» MATERIAL FOR THIS EXERCISE:
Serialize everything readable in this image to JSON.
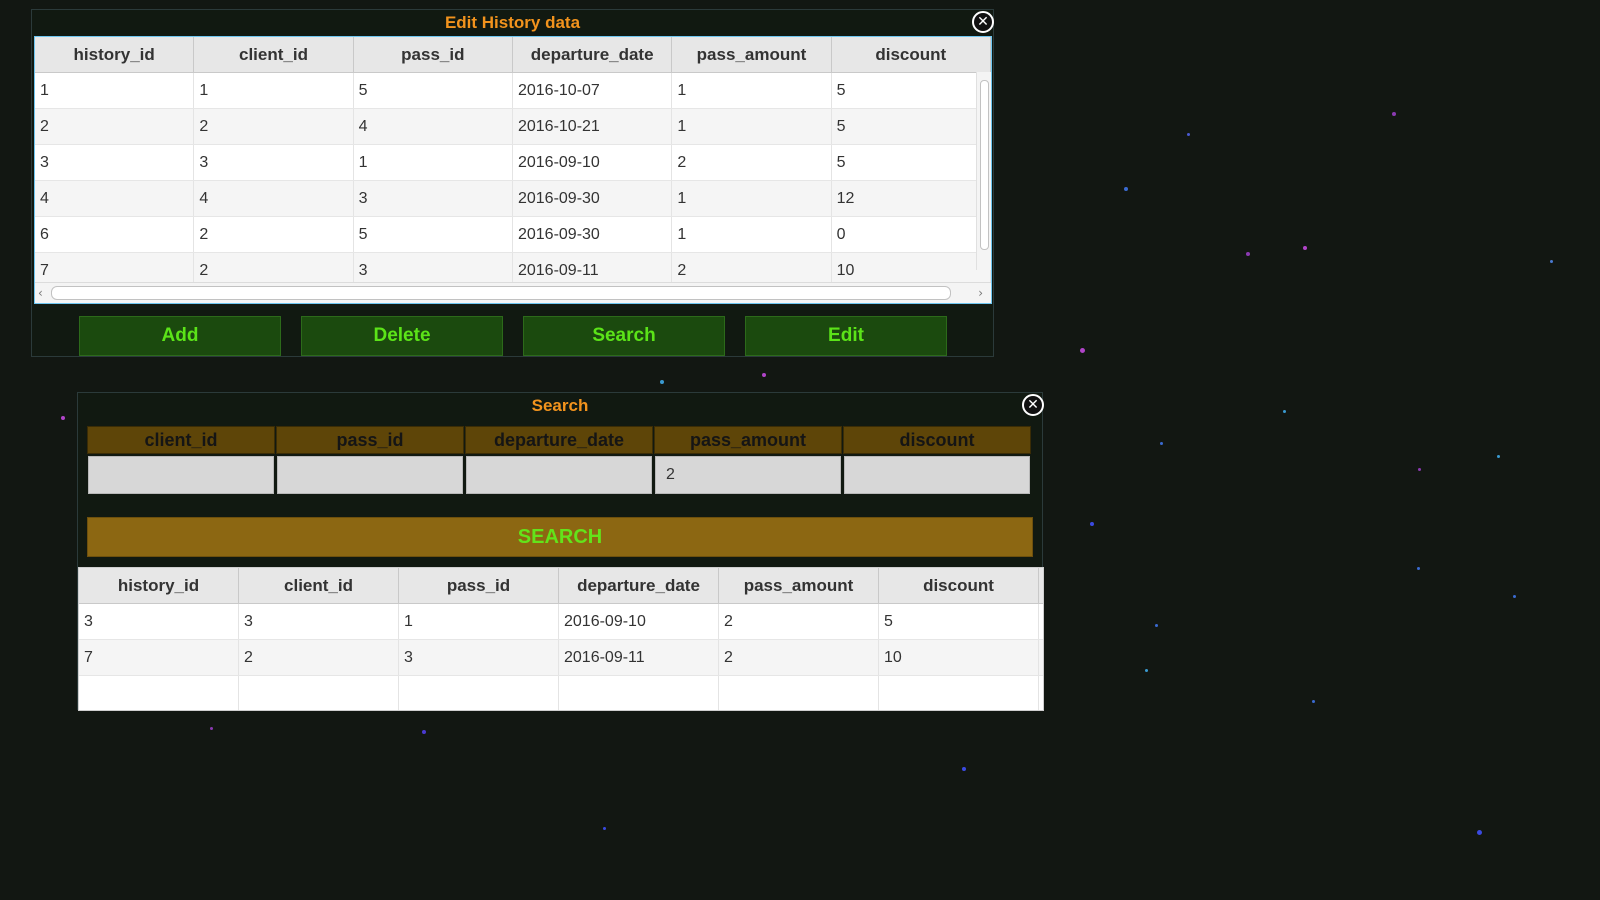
{
  "background": {
    "color": "#121712"
  },
  "edit_window": {
    "title": "Edit History data",
    "columns": [
      "history_id",
      "client_id",
      "pass_id",
      "departure_date",
      "pass_amount",
      "discount"
    ],
    "rows": [
      [
        "1",
        "1",
        "5",
        "2016-10-07",
        "1",
        "5"
      ],
      [
        "2",
        "2",
        "4",
        "2016-10-21",
        "1",
        "5"
      ],
      [
        "3",
        "3",
        "1",
        "2016-09-10",
        "2",
        "5"
      ],
      [
        "4",
        "4",
        "3",
        "2016-09-30",
        "1",
        "12"
      ],
      [
        "6",
        "2",
        "5",
        "2016-09-30",
        "1",
        "0"
      ],
      [
        "7",
        "2",
        "3",
        "2016-09-11",
        "2",
        "10"
      ]
    ],
    "buttons": {
      "add": "Add",
      "delete": "Delete",
      "search": "Search",
      "edit": "Edit"
    }
  },
  "search_window": {
    "title": "Search",
    "fields": [
      {
        "label": "client_id",
        "value": ""
      },
      {
        "label": "pass_id",
        "value": ""
      },
      {
        "label": "departure_date",
        "value": ""
      },
      {
        "label": "pass_amount",
        "value": "2"
      },
      {
        "label": "discount",
        "value": ""
      }
    ],
    "search_button": "SEARCH",
    "columns": [
      "history_id",
      "client_id",
      "pass_id",
      "departure_date",
      "pass_amount",
      "discount"
    ],
    "rows": [
      [
        "3",
        "3",
        "1",
        "2016-09-10",
        "2",
        "5"
      ],
      [
        "7",
        "2",
        "3",
        "2016-09-11",
        "2",
        "10"
      ]
    ]
  },
  "colors": {
    "title": "#f2931d",
    "button_green_bg": "#1b4a0e",
    "button_green_text": "#5be318",
    "search_header_bg": "#5e4508",
    "search_button_bg": "#8c6712"
  }
}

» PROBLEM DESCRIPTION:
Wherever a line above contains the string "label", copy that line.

» RESPONSE TO THE EXERCISE:
        "label": "client_id",
        "label": "pass_id",
        "label": "departure_date",
        "label": "pass_amount",
        "label": "discount",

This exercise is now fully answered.